To do - The word to find is "خریدار". Copy each line of the material that contains it.

Data section -
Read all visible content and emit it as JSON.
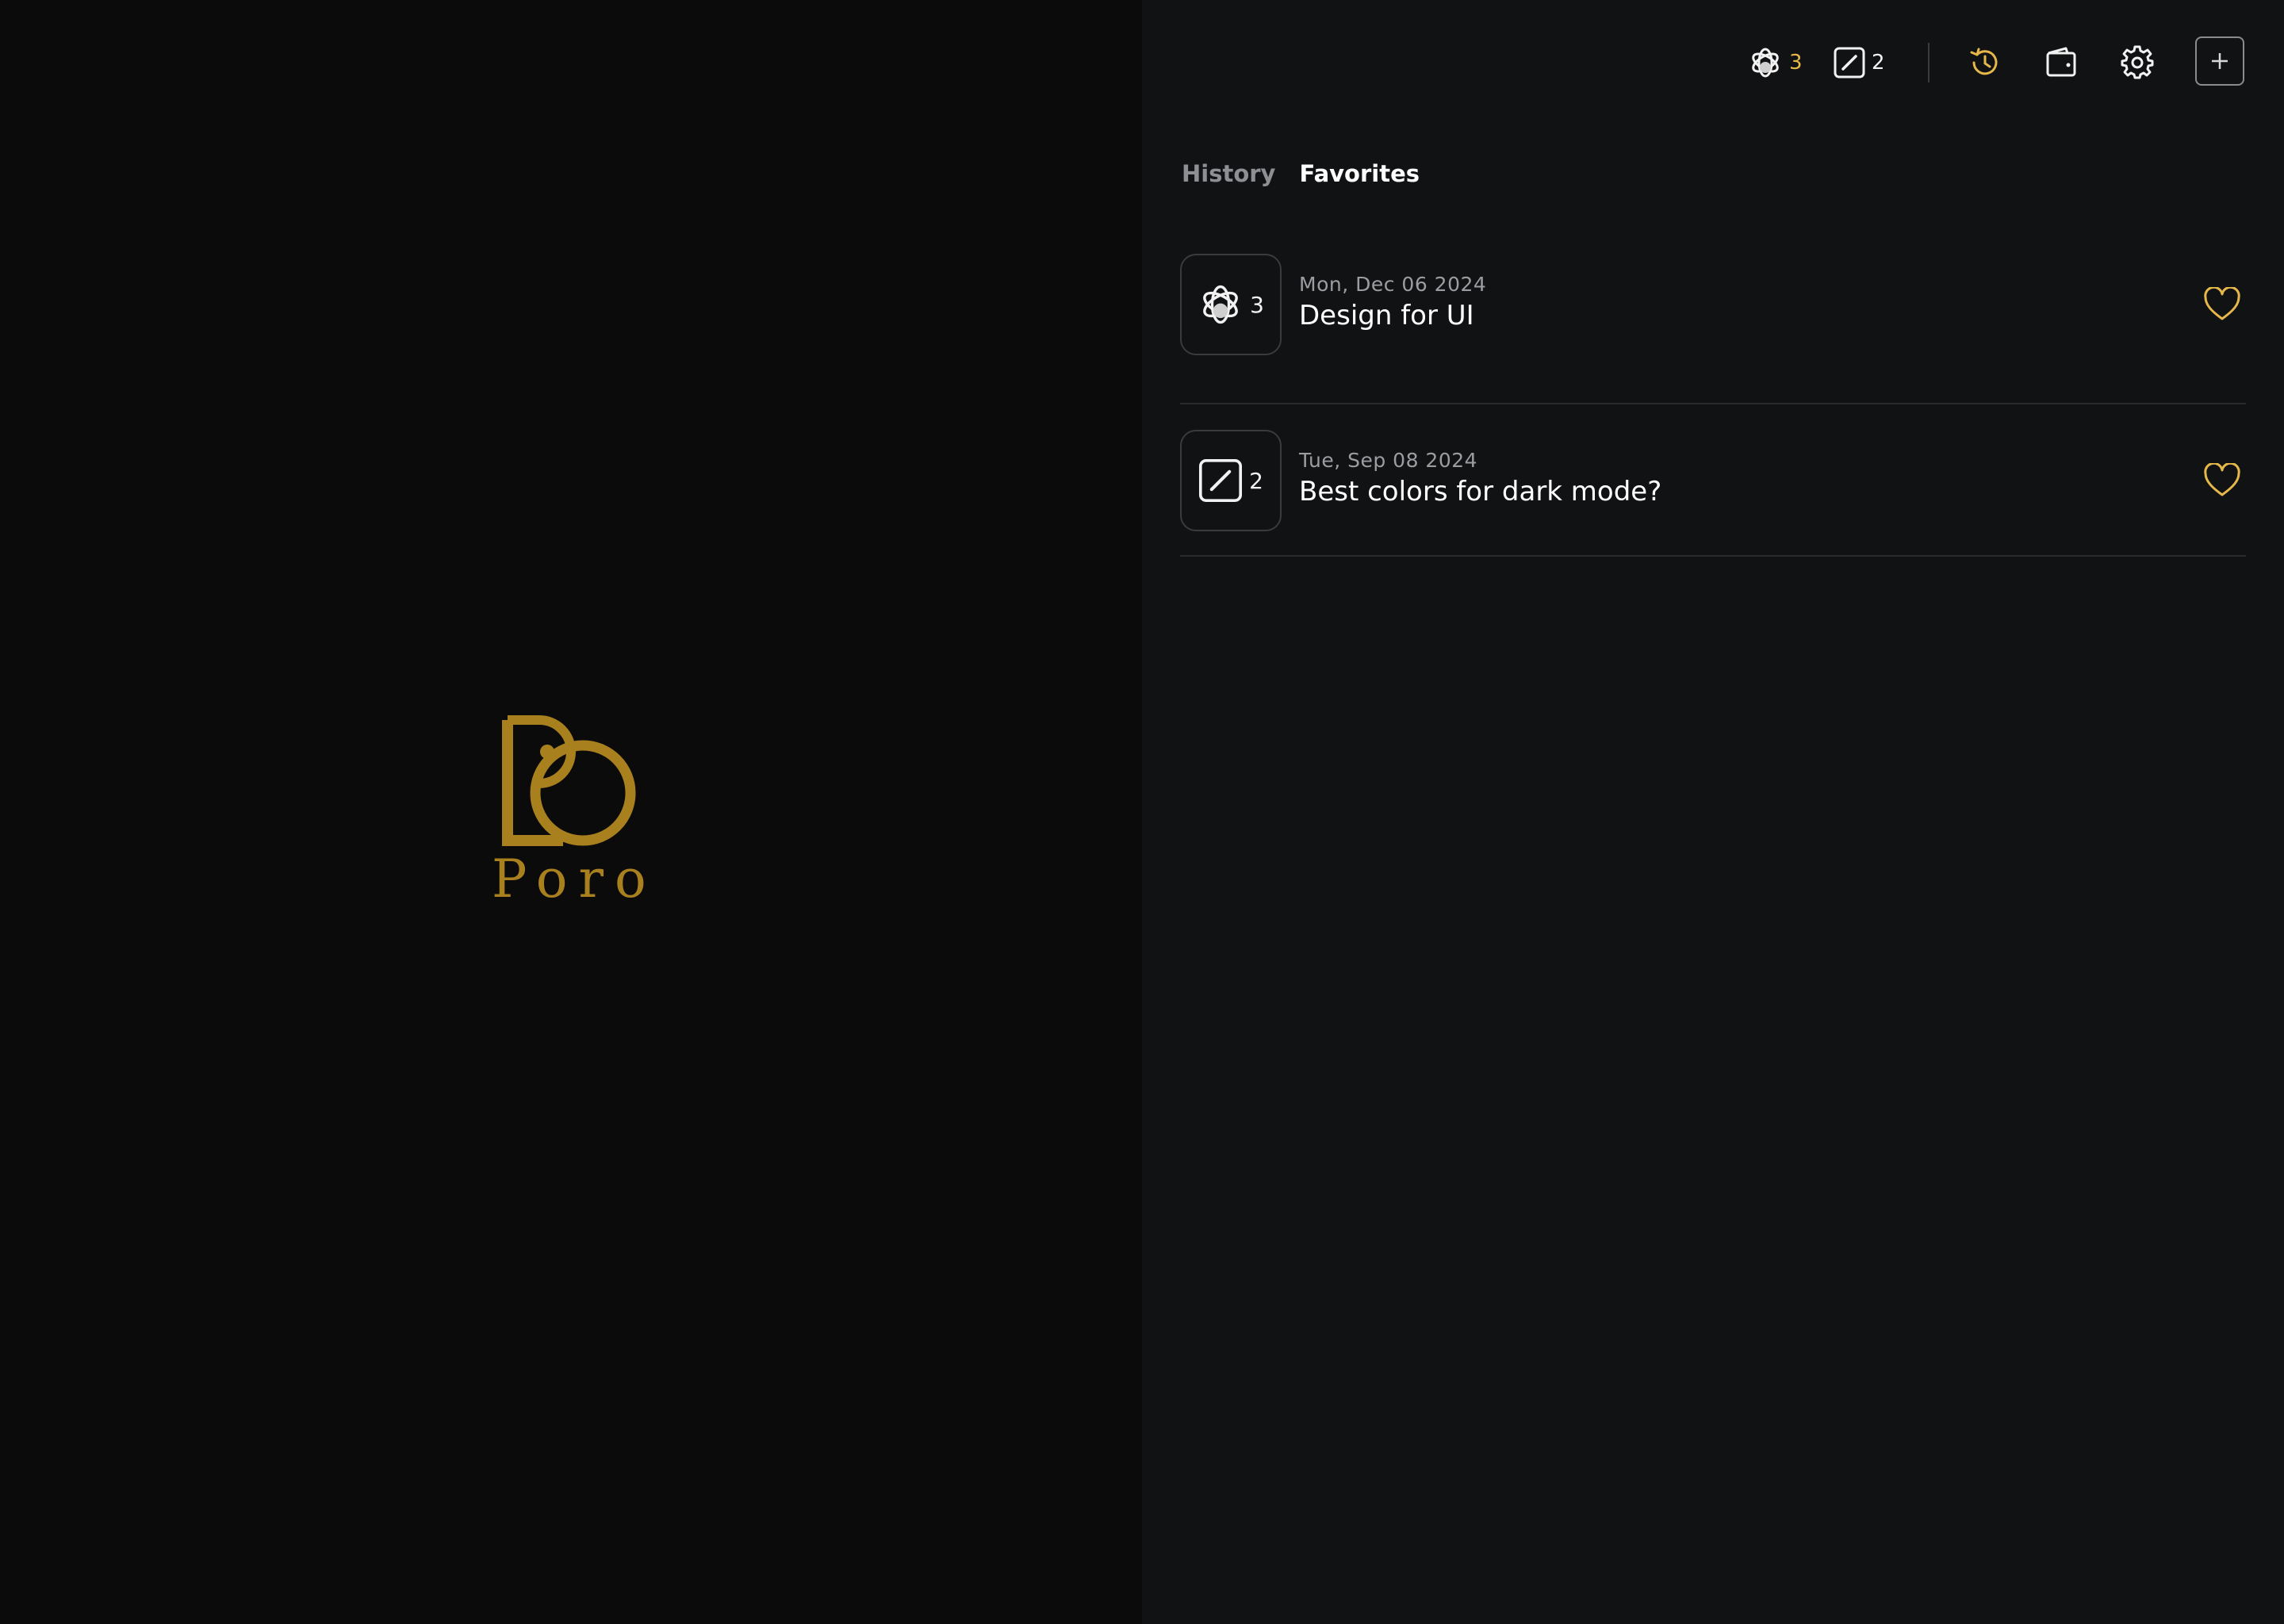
{
  "brand": {
    "name": "Poro",
    "color": "#a8801e"
  },
  "toolbar": {
    "model_a": {
      "icon": "openai-logo-icon",
      "count": "3",
      "count_color": "#e6b84a"
    },
    "model_b": {
      "icon": "slash-box-icon",
      "count": "2"
    },
    "history_icon": "history-icon",
    "wallet_icon": "wallet-icon",
    "settings_icon": "gear-icon",
    "new_icon": "plus-icon"
  },
  "tabs": [
    {
      "label": "History",
      "active": false
    },
    {
      "label": "Favorites",
      "active": true
    }
  ],
  "favorites": [
    {
      "icon": "openai-logo-icon",
      "count": "3",
      "date": "Mon, Dec 06 2024",
      "title": "Design for UI",
      "favorited": true
    },
    {
      "icon": "slash-box-icon",
      "count": "2",
      "date": "Tue, Sep 08 2024",
      "title": "Best colors for dark mode?",
      "favorited": true
    }
  ],
  "colors": {
    "accent": "#e6b84a",
    "background_left": "#0b0b0c",
    "background_right": "#111214"
  }
}
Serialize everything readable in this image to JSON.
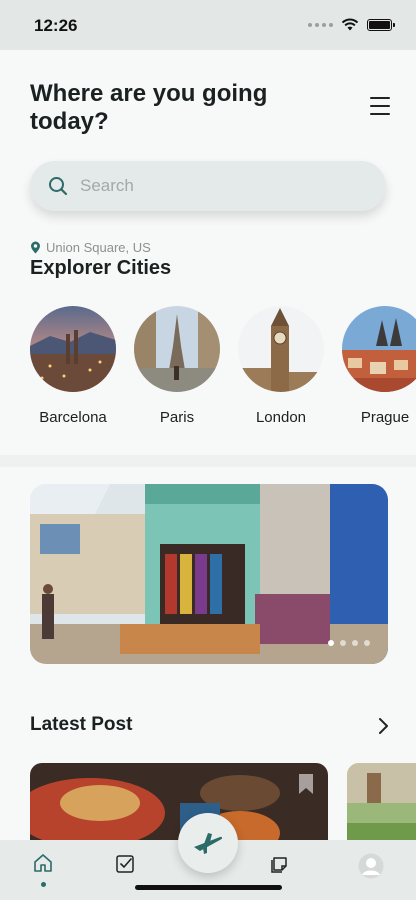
{
  "status_bar": {
    "time": "12:26"
  },
  "header": {
    "title": "Where are you going today?"
  },
  "search": {
    "placeholder": "Search"
  },
  "location": {
    "label": "Union Square, US"
  },
  "explorer": {
    "title": "Explorer Cities",
    "cities": [
      {
        "name": "Barcelona"
      },
      {
        "name": "Paris"
      },
      {
        "name": "London"
      },
      {
        "name": "Prague"
      }
    ]
  },
  "banner": {
    "slides": 4,
    "active_slide": 1
  },
  "latest_post": {
    "title": "Latest Post"
  },
  "colors": {
    "accent": "#2c6b67",
    "background": "#f7f8f8",
    "tabbar": "#e6ebea"
  },
  "icons": [
    "wifi-icon",
    "battery-icon",
    "menu-icon",
    "search-icon",
    "location-pin-icon",
    "chevron-right-icon",
    "bookmark-icon",
    "home-icon",
    "checklist-icon",
    "plane-icon",
    "notes-icon",
    "profile-icon"
  ]
}
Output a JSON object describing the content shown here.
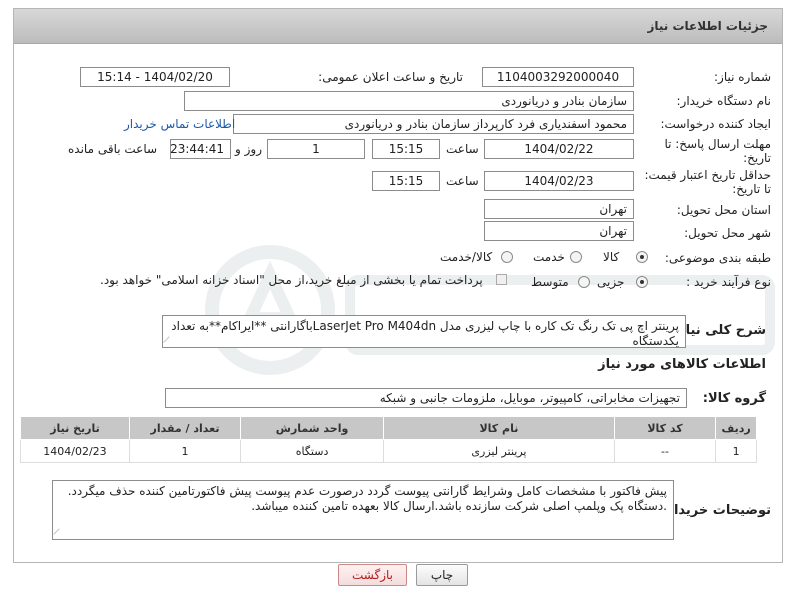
{
  "panel": {
    "title": "جزئیات اطلاعات نیاز"
  },
  "form": {
    "need_number": {
      "label": "شماره نیاز:",
      "value": "1104003292000040"
    },
    "announce": {
      "label": "تاریخ و ساعت اعلان عمومی:",
      "value": "1404/02/20 - 15:14"
    },
    "buyer_org": {
      "label": "نام دستگاه خریدار:",
      "value": "سازمان بنادر و دریانوردی"
    },
    "creator": {
      "label": "ایجاد کننده درخواست:",
      "value": "محمود اسفندیاری فرد کارپرداز سازمان بنادر و دریانوردی",
      "contact_link": "اطلاعات تماس خریدار"
    },
    "deadline": {
      "label_line1": "مهلت ارسال پاسخ: تا",
      "label_line2": "تاریخ:",
      "date": "1404/02/22",
      "time_label": "ساعت",
      "time": "15:15",
      "days": "1",
      "days_label": "روز و",
      "remaining": "23:44:41",
      "remaining_label": "ساعت باقی مانده"
    },
    "price_validity": {
      "label_line1": "حداقل تاریخ اعتبار قیمت:",
      "label_line2": "تا تاریخ:",
      "date": "1404/02/23",
      "time_label": "ساعت",
      "time": "15:15"
    },
    "province": {
      "label": "استان محل تحویل:",
      "value": "تهران"
    },
    "city": {
      "label": "شهر محل تحویل:",
      "value": "تهران"
    },
    "category": {
      "label": "طبقه بندی موضوعی:",
      "options": [
        "کالا",
        "خدمت",
        "کالا/خدمت"
      ],
      "selected": "کالا"
    },
    "purchase_process": {
      "label": "نوع فرآیند خرید :",
      "options": [
        "جزیی",
        "متوسط"
      ],
      "selected": "جزیی",
      "note": "پرداخت تمام یا بخشی از مبلغ خرید،از محل \"اسناد خزانه اسلامی\" خواهد بود."
    },
    "description": {
      "label": "شرح کلی نیاز:",
      "value": "پرینتر اچ پی تک رنگ تک کاره با چاپ لیزری مدل LaserJet Pro M404dnباگارانتی **ایراکام**به تعداد یکدستگاه"
    }
  },
  "goods": {
    "section_title": "اطلاعات کالاهای مورد نیاز",
    "group_label": "گروه کالا:",
    "group_value": "تجهیزات مخابراتی، کامپیوتر، موبایل، ملزومات جانبی و شبکه",
    "table": {
      "headers": [
        "ردیف",
        "کد کالا",
        "نام کالا",
        "واحد شمارش",
        "تعداد / مقدار",
        "تاریخ نیاز"
      ],
      "rows": [
        [
          "1",
          "--",
          "پرینتر لیزری",
          "دستگاه",
          "1",
          "1404/02/23"
        ]
      ]
    }
  },
  "buyer_notes": {
    "label": "توضیحات خریدار:",
    "line1": "پیش فاکتور با مشخصات کامل وشرایط گارانتی پیوست گردد درصورت عدم پیوست پیش فاکتورتامین کننده حذف میگردد.",
    "line2": ".دستگاه پک وپلمپ اصلی شرکت سازنده باشد.ارسال کالا بعهده تامین کننده میباشد."
  },
  "buttons": {
    "print": "چاپ",
    "back": "بازگشت"
  },
  "colors": {
    "link": "#1a5aa8",
    "header_bg": "#c9c9c9",
    "back_text": "#b21e1e"
  }
}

Your solution -
      "label": "نام دستگاه خریدار:",
      "contact_link": "اطلاعات تماس خریدار"
    "label": "توضیحات خریدار:",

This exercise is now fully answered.